*WORK INSTRUCTIONS*
Scan the lines below for the string "publishing" and copy every one that has it.

═════ DATA RECORDS

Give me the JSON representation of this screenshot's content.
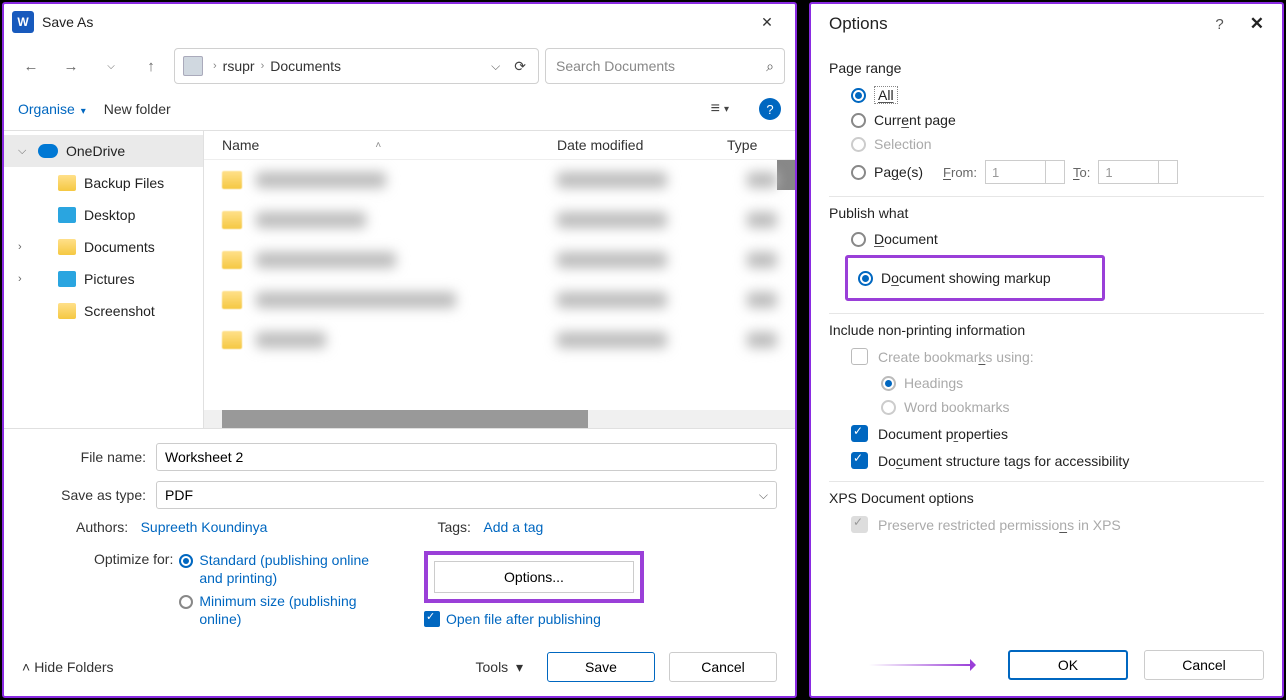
{
  "saveas": {
    "title": "Save As",
    "crumb1": "rsupr",
    "crumb2": "Documents",
    "search_placeholder": "Search Documents",
    "organise": "Organise",
    "newfolder": "New folder",
    "sidebar": {
      "onedrive": "OneDrive",
      "backup": "Backup Files",
      "desktop": "Desktop",
      "documents": "Documents",
      "pictures": "Pictures",
      "screenshot": "Screenshot"
    },
    "cols": {
      "name": "Name",
      "date": "Date modified",
      "type": "Type"
    },
    "filename_label": "File name:",
    "filename_value": "Worksheet 2",
    "savetype_label": "Save as type:",
    "savetype_value": "PDF",
    "authors_label": "Authors:",
    "authors_value": "Supreeth Koundinya",
    "tags_label": "Tags:",
    "tags_value": "Add a tag",
    "optimize_label": "Optimize for:",
    "opt_standard": "Standard (publishing online and printing)",
    "opt_min": "Minimum size (publishing online)",
    "options_btn": "Options...",
    "open_after": "Open file after publishing",
    "hide_folders": "Hide Folders",
    "tools": "Tools",
    "save": "Save",
    "cancel": "Cancel"
  },
  "options": {
    "title": "Options",
    "page_range": "Page range",
    "all": "All",
    "current": "Current page",
    "selection": "Selection",
    "pages": "Page(s)",
    "from": "From:",
    "to": "To:",
    "from_val": "1",
    "to_val": "1",
    "publish_what": "Publish what",
    "document": "Document",
    "doc_markup": "Document showing markup",
    "include_np": "Include non-printing information",
    "create_bm": "Create bookmarks using:",
    "headings": "Headings",
    "word_bm": "Word bookmarks",
    "doc_props": "Document properties",
    "doc_struct": "Document structure tags for accessibility",
    "xps_opts": "XPS Document options",
    "preserve_xps": "Preserve restricted permissions in XPS",
    "ok": "OK",
    "cancel": "Cancel"
  }
}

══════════

*EXERCISE RESPONSE*
    "opt_standard": "Standard (publishing online and printing)",
    "opt_min": "Minimum size (publishing online)",
    "open_after": "Open file after publishing",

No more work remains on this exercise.